BRIEF: Your task is to copy every record exactly.

RECORDED INFORMATION:
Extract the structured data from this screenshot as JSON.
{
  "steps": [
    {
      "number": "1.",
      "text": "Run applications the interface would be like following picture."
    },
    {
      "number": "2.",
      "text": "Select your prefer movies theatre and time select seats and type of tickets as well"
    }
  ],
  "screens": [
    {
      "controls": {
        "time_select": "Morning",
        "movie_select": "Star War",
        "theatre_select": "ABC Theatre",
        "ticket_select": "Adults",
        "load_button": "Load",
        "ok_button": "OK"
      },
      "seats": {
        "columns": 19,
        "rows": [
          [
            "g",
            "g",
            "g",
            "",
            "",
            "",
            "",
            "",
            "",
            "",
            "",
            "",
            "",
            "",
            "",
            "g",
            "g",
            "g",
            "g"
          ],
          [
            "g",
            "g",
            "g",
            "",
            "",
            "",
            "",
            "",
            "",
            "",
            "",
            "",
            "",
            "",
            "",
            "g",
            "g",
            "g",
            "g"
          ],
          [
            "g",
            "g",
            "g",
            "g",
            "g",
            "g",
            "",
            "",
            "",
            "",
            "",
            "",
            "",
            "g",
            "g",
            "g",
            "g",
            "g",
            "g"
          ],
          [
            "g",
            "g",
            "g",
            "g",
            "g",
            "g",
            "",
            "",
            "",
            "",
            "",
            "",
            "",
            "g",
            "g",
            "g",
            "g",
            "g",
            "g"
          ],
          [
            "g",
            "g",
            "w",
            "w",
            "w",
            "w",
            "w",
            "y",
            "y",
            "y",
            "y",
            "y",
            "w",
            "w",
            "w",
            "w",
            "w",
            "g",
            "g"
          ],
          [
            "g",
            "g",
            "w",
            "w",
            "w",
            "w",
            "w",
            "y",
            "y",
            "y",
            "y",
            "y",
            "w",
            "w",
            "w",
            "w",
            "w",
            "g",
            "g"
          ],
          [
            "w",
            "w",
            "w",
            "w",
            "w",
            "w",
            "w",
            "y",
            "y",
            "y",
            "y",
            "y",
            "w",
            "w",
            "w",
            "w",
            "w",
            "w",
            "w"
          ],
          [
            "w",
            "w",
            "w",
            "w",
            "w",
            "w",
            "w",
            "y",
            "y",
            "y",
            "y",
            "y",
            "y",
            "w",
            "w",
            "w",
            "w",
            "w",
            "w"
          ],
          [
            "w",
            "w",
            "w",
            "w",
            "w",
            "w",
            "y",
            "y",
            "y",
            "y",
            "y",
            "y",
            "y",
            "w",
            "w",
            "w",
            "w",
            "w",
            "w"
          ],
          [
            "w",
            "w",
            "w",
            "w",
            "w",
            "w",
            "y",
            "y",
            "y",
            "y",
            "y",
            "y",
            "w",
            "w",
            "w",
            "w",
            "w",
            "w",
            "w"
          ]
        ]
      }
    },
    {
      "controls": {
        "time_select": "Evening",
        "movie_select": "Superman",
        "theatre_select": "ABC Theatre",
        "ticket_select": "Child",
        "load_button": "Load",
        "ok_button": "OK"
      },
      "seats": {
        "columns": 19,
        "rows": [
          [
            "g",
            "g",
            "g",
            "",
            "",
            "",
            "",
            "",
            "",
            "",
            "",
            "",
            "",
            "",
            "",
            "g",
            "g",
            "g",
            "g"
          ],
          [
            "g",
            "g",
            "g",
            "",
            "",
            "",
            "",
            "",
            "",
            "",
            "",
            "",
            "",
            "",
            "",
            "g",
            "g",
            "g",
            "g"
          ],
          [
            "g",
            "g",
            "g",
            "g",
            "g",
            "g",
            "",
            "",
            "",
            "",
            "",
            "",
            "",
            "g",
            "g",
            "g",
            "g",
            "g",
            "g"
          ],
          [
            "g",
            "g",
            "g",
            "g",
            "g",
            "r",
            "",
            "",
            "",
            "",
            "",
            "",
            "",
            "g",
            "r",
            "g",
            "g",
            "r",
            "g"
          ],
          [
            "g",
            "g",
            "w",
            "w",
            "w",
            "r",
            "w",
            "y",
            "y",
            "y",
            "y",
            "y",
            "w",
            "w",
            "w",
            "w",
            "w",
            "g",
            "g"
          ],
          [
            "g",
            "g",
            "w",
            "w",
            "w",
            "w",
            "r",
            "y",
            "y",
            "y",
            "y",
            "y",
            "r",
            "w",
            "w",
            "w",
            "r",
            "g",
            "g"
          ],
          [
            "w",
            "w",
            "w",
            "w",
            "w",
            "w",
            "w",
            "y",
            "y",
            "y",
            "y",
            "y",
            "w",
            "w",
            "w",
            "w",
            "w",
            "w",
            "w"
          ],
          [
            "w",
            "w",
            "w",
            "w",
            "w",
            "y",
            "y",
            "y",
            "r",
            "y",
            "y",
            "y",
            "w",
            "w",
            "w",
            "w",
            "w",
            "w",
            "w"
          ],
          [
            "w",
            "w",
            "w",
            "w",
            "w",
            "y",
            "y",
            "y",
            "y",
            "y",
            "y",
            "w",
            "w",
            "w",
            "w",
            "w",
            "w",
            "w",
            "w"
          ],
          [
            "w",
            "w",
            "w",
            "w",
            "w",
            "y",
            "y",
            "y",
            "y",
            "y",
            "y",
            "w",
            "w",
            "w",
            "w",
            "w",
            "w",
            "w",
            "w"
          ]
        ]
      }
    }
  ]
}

RESPONSE TO THIS TASK:
Extract the structured data from this screenshot as JSON.
{
  "steps": [
    {
      "number": "1.",
      "text": "Run applications the interface would be like following picture."
    },
    {
      "number": "2.",
      "text": "Select your prefer movies theatre and time select seats and type of tickets as well"
    }
  ],
  "screens": [
    {
      "controls": {
        "time_select": "Morning",
        "movie_select": "Star War",
        "theatre_select": "ABC Theatre",
        "ticket_select": "Adults",
        "load_button": "Load",
        "ok_button": "OK"
      },
      "seats": {
        "columns": 19,
        "rows": [
          [
            "g",
            "g",
            "g",
            "",
            "",
            "",
            "",
            "",
            "",
            "",
            "",
            "",
            "",
            "",
            "",
            "g",
            "g",
            "g",
            "g"
          ],
          [
            "g",
            "g",
            "g",
            "",
            "",
            "",
            "",
            "",
            "",
            "",
            "",
            "",
            "",
            "",
            "",
            "g",
            "g",
            "g",
            "g"
          ],
          [
            "g",
            "g",
            "g",
            "g",
            "g",
            "g",
            "",
            "",
            "",
            "",
            "",
            "",
            "",
            "g",
            "g",
            "g",
            "g",
            "g",
            "g"
          ],
          [
            "g",
            "g",
            "g",
            "g",
            "g",
            "g",
            "",
            "",
            "",
            "",
            "",
            "",
            "",
            "g",
            "g",
            "g",
            "g",
            "g",
            "g"
          ],
          [
            "g",
            "g",
            "w",
            "w",
            "w",
            "w",
            "w",
            "y",
            "y",
            "y",
            "y",
            "y",
            "w",
            "w",
            "w",
            "w",
            "w",
            "g",
            "g"
          ],
          [
            "g",
            "g",
            "w",
            "w",
            "w",
            "w",
            "w",
            "y",
            "y",
            "y",
            "y",
            "y",
            "w",
            "w",
            "w",
            "w",
            "w",
            "g",
            "g"
          ],
          [
            "w",
            "w",
            "w",
            "w",
            "w",
            "w",
            "w",
            "y",
            "y",
            "y",
            "y",
            "y",
            "w",
            "w",
            "w",
            "w",
            "w",
            "w",
            "w"
          ],
          [
            "w",
            "w",
            "w",
            "w",
            "w",
            "w",
            "w",
            "y",
            "y",
            "y",
            "y",
            "y",
            "y",
            "w",
            "w",
            "w",
            "w",
            "w",
            "w"
          ],
          [
            "w",
            "w",
            "w",
            "w",
            "w",
            "w",
            "y",
            "y",
            "y",
            "y",
            "y",
            "y",
            "y",
            "w",
            "w",
            "w",
            "w",
            "w",
            "w"
          ],
          [
            "w",
            "w",
            "w",
            "w",
            "w",
            "w",
            "y",
            "y",
            "y",
            "y",
            "y",
            "y",
            "w",
            "w",
            "w",
            "w",
            "w",
            "w",
            "w"
          ]
        ]
      }
    },
    {
      "controls": {
        "time_select": "Evening",
        "movie_select": "Superman",
        "theatre_select": "ABC Theatre",
        "ticket_select": "Child",
        "load_button": "Load",
        "ok_button": "OK"
      },
      "seats": {
        "columns": 19,
        "rows": [
          [
            "g",
            "g",
            "g",
            "",
            "",
            "",
            "",
            "",
            "",
            "",
            "",
            "",
            "",
            "",
            "",
            "g",
            "g",
            "g",
            "g"
          ],
          [
            "g",
            "g",
            "g",
            "",
            "",
            "",
            "",
            "",
            "",
            "",
            "",
            "",
            "",
            "",
            "",
            "g",
            "g",
            "g",
            "g"
          ],
          [
            "g",
            "g",
            "g",
            "g",
            "g",
            "g",
            "",
            "",
            "",
            "",
            "",
            "",
            "",
            "g",
            "g",
            "g",
            "g",
            "g",
            "g"
          ],
          [
            "g",
            "g",
            "g",
            "g",
            "g",
            "r",
            "",
            "",
            "",
            "",
            "",
            "",
            "",
            "g",
            "r",
            "g",
            "g",
            "r",
            "g"
          ],
          [
            "g",
            "g",
            "w",
            "w",
            "w",
            "r",
            "w",
            "y",
            "y",
            "y",
            "y",
            "y",
            "w",
            "w",
            "w",
            "w",
            "w",
            "g",
            "g"
          ],
          [
            "g",
            "g",
            "w",
            "w",
            "w",
            "w",
            "r",
            "y",
            "y",
            "y",
            "y",
            "y",
            "r",
            "w",
            "w",
            "w",
            "r",
            "g",
            "g"
          ],
          [
            "w",
            "w",
            "w",
            "w",
            "w",
            "w",
            "w",
            "y",
            "y",
            "y",
            "y",
            "y",
            "w",
            "w",
            "w",
            "w",
            "w",
            "w",
            "w"
          ],
          [
            "w",
            "w",
            "w",
            "w",
            "w",
            "y",
            "y",
            "y",
            "r",
            "y",
            "y",
            "y",
            "w",
            "w",
            "w",
            "w",
            "w",
            "w",
            "w"
          ],
          [
            "w",
            "w",
            "w",
            "w",
            "w",
            "y",
            "y",
            "y",
            "y",
            "y",
            "y",
            "w",
            "w",
            "w",
            "w",
            "w",
            "w",
            "w",
            "w"
          ],
          [
            "w",
            "w",
            "w",
            "w",
            "w",
            "y",
            "y",
            "y",
            "y",
            "y",
            "y",
            "w",
            "w",
            "w",
            "w",
            "w",
            "w",
            "w",
            "w"
          ]
        ]
      }
    }
  ]
}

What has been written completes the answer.